Symptoms of TMD
Temporomandibular disorders (TMD) can cause several symptoms affecting an individual’s quality of life. The symptoms include different kinds of pain, noises from the joint, and limited jaw movement. This article looks at some temporomandibular disorder symptoms and their causes.
Temporomandibular disorders (TMD) are a set of ailments that affect the temporomandibular joints (TMJ). The TMJ are two joints on either side of the head. The two acronyms are often used interchangeably, but it is essential to recognize that one (TMJ) refers to a body part and the other (TMD) to an ailment. The joints connect your jaw to your skull in front of the ear — a skull section called the temporal bone. The temporomandibular joint is the hinges that allow your mouth to open and close. Acute or chronic TMD occurs when the joints become inflamed or irritated. TMD can produce a range of symptoms, including:
The fascia is a layer of connective tissue over the muscles. Myofascial pain refers to pain in the fascia and is a common TMD symptom. The shoulders, neck, and jaw can have their respective functions limited by myofascial pain.
The temporomandibular joints are small and delicate but are also constantly moving — we use them wherever we chew or speak — so they are prone to inflammation or irritation. The soreness caused by TMD can affect the temporomandibular joint itself, but it can stretch into other parts of the body, including the neck and shoulders.
One of the most distinctive symptoms of temporomandibular disorders is the popping and clicking noises people hear as they chew. The popping noise comes from the disc in the joint; it occurs because it has been damaged and its function compromised. In severe cases, the popping noises may be loud enough to be heard by others nearby.
The types of headaches associated with TMD include tension and migraine headaches. The headaches often come after excessive jaw activity.
Limited Jaw Movement
Damage to the jaw joint can cause it to be stuck during the action of opening or closing the mouth, which is another indication of this disorder. The joint can even become locked, which makes it difficult to open or close your mouth.
Changes to Teeth
People with Temporomandibular disorders often suffer from tooth sensitivity even when they have no other tooth problems. TMD may also change the way upper and lower teeth fit together.
Jaw joints are just like the body’s other joints — they are prone to arthritis, which is one of the major causes. Degeneration of the joint can cause TMD; sometimes, this degeneration is simply the typical product of aging.
Bruxism — grinding or clenching of the teeth — can cause TMD because of the strain it places on the Temporomandibular joints. Trauma to the jaw is one of the common causes. The kinds of trauma that result in temporomandibular disorders may come from blows to the face of the type you might suffer in a car accident. For example, a broken or dislocated jaw can cause temporomandibular disorders. An accident may also result in damage to the discs in the TMJ.

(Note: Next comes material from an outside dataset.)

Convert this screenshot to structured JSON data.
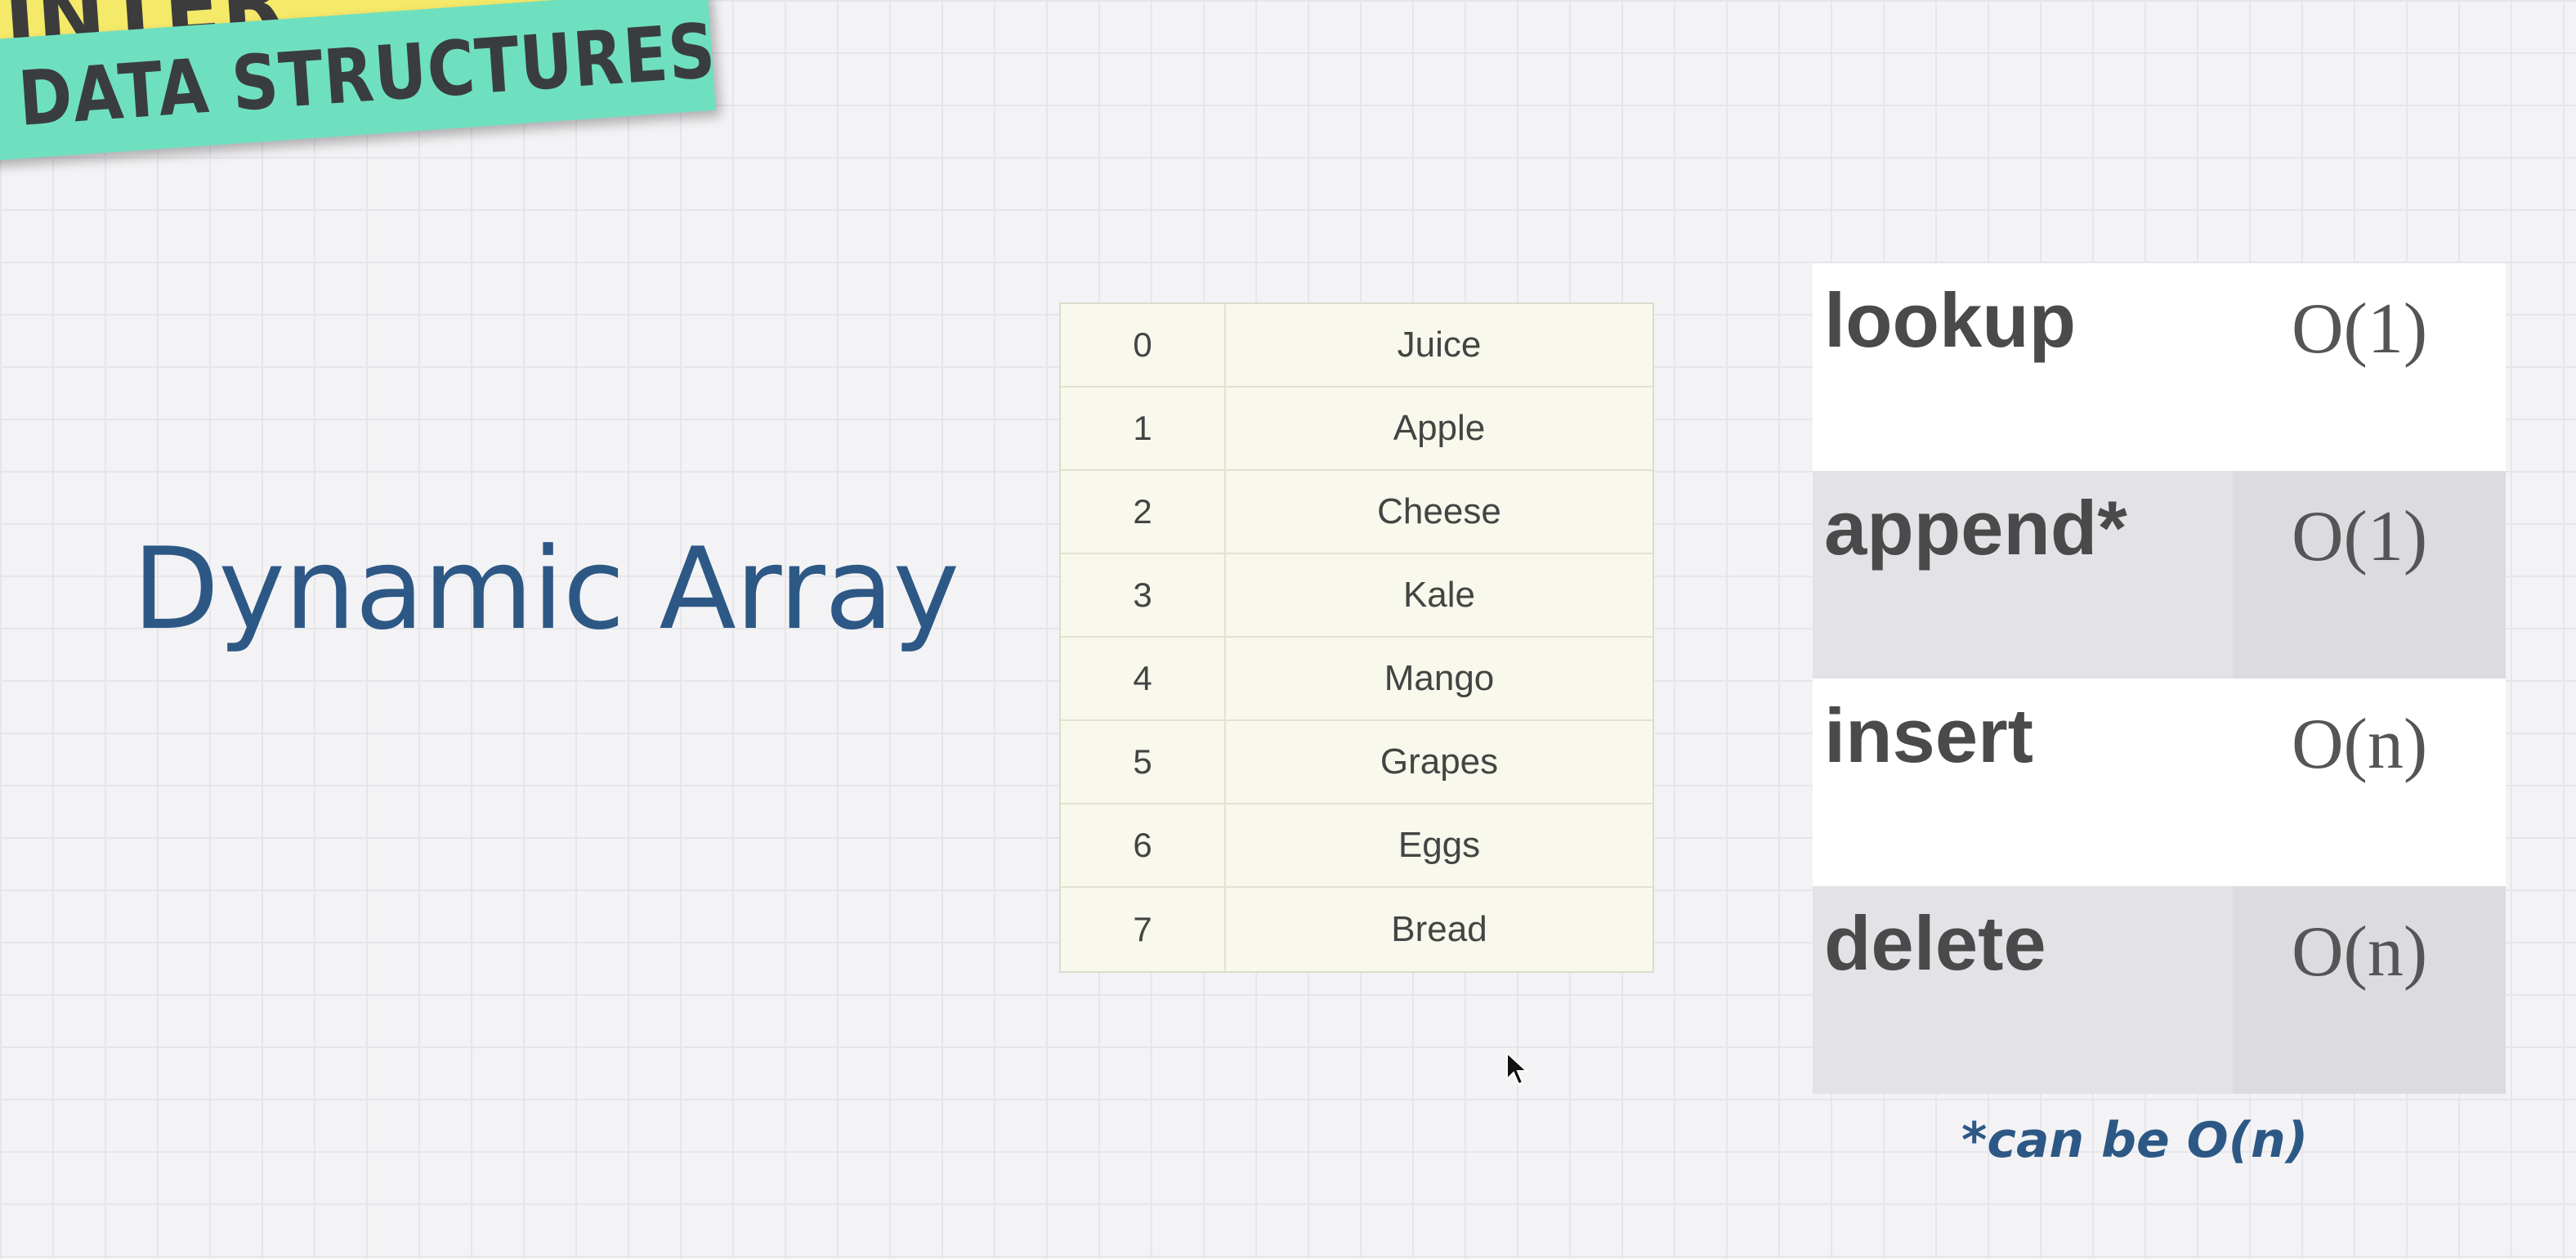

Seek Professional Dental Help
If the soreness in your jaw persists, you must see a dental professional specializing in temporomandibular disorders. A specialist can examine you and formulate the best strategy to eliminate and treat your TMD pain.
Dr. Paul Feldman at Suburban Essex Dental, with an office in West Orange, NJ, is a dental professional specializing in TMD. Get in touch to see what can be done for you.
If you are unsure about contacting the office and the services provided, Dr. Paul Feldman has been rated a Top NJ Dentist since 2012 and has not missed a year. Keeps going strong year after year.